Stephen Petronio Company
Locomotor (2014): Choreography by Stephen Petronio, Music by Clams Casino, Costumes by Narcisco Rodriguez, Lighting by Ken Tabachnick, Production Stage Manager: Robert McIntyre, Performed by the Company and Melissa Toogood.


The Petronio Company added enormous pulse, with Mr. Petronio’s “Locomotor”, danced to the music of Clams Casino. With Guest Artist, Melissa Toogood, dancers in black, white, or gray leotards and bare legs and feet climbed about, and walked around, one another, in varying tempos and rhythms. Propeller arms and above shoulder lifts are but a couple of my copious notes, although this is not what I’d consider a memorable work.


Dorrance Dance
Myelination (World Premiere): Choreography by Michelle Dorrance and the Dancers, Music by Gregory Richardson and Donovan Dorrance, Costumes by Byron Tittle, Lighting by Kathy Kaufmann, Production Manager: Tony Mayes, Music Performed by Gregory Richardson on Basses and Clarinet, Donovan Dorrance on Bass, Keys, Clarinet, John Angeles on Percussion, Aaron Marcellus on Keys and Vocals, with a vocal ensemble, Dance Performed by Michelle Dorrance and the Company.

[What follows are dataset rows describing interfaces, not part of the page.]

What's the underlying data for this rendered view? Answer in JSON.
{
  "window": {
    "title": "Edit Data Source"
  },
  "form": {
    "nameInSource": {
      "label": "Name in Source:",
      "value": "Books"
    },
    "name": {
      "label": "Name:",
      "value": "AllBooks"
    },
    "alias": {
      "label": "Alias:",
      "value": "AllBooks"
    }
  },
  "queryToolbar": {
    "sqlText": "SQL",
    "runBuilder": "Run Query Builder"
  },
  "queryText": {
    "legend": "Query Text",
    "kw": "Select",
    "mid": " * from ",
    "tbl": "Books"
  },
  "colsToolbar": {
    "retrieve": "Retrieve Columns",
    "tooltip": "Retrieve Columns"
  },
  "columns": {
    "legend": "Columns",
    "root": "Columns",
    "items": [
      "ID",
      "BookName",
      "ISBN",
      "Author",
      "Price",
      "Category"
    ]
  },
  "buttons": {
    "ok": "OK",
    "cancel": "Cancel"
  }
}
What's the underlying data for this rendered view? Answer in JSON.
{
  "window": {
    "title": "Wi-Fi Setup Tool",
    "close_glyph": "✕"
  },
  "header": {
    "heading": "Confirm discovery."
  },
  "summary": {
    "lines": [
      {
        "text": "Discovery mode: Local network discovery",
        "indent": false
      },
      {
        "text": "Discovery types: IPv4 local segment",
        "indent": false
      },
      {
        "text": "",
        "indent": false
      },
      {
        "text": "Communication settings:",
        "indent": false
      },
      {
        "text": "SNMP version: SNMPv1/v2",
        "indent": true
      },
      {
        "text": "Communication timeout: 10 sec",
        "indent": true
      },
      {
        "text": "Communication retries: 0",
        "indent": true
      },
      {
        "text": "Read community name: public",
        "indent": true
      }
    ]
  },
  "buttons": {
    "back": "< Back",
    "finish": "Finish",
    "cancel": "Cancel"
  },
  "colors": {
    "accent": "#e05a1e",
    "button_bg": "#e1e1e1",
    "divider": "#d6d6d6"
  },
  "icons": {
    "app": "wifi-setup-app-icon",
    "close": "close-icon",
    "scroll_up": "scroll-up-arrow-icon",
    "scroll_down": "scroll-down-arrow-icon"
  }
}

Michelle Dorrance, a MacArthur “Genius Grant” winner for 2015, brought out her company in a wild display of solo, duo, and ensemble tap, with a live band in the backdrop, as well. Musicians were on basses, keys, clarinet, percussion, and vocals, performing original music by Gregory Richardson and Donavan Dorrance (both in the band). A portable tap floor was in place for the company, in grey-black street clothes, with Ms. Dorrance joining in, wearing a little black dress. There’s no way to know how much of this performance was spontaneous, but, regardless, this was extraordinary dance design. In the finale, the entire ensemble of twelve created a couple of rows of synchronized tap, that, if you closed your eyes, could have been pulled from a Busby Berkeley movie. The audience’s hoots and whoops added an additional dynamic to the percussively, pulsing auditorium in the always classy, City Center.



Nrityagram
Bijayini Satpathy and Surupa Sen
in Surupa Sen's "Shivashtakam (An Ode to Shiva)"
Courtesy of Julieta Cervantes




Dorrance Dance
The Company in Michelle Dorrance's "Myelination"
Courtesy of Julieta Cervantes


For more information, contact Dr. Roberta E. Zlokower at zlokower@bestweb.net